Prof Huang published extensively on Chinese elite politics, China’s development strategy and foreign policy, US-China relations, Sino-Japanese relations, China’s military and its political role, security issues in the Asia Pacific, Taiwan, and the North Korea nuclear issue.
His book, Factionalism in Chinese Communist Politics, won the prestigious Masayoshi Ohira Memorial Prize. He also wrote two other books, Crisis and Challenges in US-China Relations, 1989-1993, and Inseparable Separation; the Making of China’s Taiwan Policy.
Prof Huang also wrote columns, policy briefs and opinion pieces for The Global Times, Caixin and People's Daily in China, and The Straits Times and Lianhe Zaobao in Singapore, as well as provided analysis of news events on Channel NewsAsia's programmes.
An American citizen, Prof Huang had previously worked at the Brookings Institution, at Stanford and Utah State universities, as well as Harvard University, where he received his PhD. He was tenured in the United States in 1998.
In addition to his academic portfolio, Prof Huang sits on Keppel Land's board of directors.
He is also on the board of Fujitsu-JAIMS Foundation in Japan, the advisory board of the Beijing-based Center on China and Globalization as well as private think tank The European House – Ambrosetti.
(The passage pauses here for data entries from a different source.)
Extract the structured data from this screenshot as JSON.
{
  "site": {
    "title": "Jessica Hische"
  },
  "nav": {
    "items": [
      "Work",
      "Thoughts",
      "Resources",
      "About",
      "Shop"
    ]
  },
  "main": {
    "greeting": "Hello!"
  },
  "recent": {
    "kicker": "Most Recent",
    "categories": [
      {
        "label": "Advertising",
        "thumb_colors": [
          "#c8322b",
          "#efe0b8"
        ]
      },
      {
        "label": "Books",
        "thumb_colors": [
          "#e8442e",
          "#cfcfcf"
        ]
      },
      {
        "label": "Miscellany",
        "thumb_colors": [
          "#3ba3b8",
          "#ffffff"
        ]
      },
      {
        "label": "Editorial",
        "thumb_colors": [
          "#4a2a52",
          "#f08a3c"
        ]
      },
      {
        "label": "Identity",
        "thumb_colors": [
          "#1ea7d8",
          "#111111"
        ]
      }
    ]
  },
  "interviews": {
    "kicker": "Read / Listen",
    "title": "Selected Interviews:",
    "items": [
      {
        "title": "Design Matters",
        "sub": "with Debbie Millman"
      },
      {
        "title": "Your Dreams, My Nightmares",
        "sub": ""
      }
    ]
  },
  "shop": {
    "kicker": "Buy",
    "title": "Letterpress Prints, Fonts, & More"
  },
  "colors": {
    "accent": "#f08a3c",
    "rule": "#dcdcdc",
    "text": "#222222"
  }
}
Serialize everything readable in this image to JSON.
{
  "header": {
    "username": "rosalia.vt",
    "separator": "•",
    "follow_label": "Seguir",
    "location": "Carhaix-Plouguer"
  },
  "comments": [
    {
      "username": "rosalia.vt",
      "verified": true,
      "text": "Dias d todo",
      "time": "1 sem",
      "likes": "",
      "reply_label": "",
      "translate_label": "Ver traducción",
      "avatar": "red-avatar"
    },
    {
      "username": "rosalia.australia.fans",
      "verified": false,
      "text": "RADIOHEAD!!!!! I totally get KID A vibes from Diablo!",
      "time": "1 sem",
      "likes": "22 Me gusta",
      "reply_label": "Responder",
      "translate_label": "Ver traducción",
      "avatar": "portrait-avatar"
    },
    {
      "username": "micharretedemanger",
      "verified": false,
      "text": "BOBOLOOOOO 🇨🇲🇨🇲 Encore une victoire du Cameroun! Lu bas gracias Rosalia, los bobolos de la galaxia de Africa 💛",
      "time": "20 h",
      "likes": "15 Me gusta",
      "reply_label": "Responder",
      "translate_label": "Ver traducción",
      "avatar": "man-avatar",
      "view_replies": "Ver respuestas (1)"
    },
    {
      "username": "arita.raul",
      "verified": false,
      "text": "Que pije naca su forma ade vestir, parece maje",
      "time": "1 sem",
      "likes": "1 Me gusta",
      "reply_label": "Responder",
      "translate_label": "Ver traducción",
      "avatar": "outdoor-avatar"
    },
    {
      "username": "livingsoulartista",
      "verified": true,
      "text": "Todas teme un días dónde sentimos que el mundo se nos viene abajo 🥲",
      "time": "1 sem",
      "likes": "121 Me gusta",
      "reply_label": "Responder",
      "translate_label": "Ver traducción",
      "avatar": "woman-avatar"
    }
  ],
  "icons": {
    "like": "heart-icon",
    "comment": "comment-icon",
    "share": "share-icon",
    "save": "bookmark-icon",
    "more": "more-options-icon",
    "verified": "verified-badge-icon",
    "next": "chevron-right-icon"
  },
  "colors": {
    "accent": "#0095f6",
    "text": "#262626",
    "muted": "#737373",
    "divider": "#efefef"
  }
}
He is also on the Steering Committee of the NUS Research Institute in Suzhou, and is part of the Global Agenda Council at the World Economic Forum.
Prof Huang gained the attention of local social media last year after he was reportedly involved in an incident in which the professor asked a taxi driver to step out of his vehicle by way of showing respect to him.
Prof Huang's wife, Shirley Yang Xiuping, was aware that he was acting through his position at LKYSPP to advance the agenda of a foreign country, MHA said. Both are permanently barred from re-entering Singapore.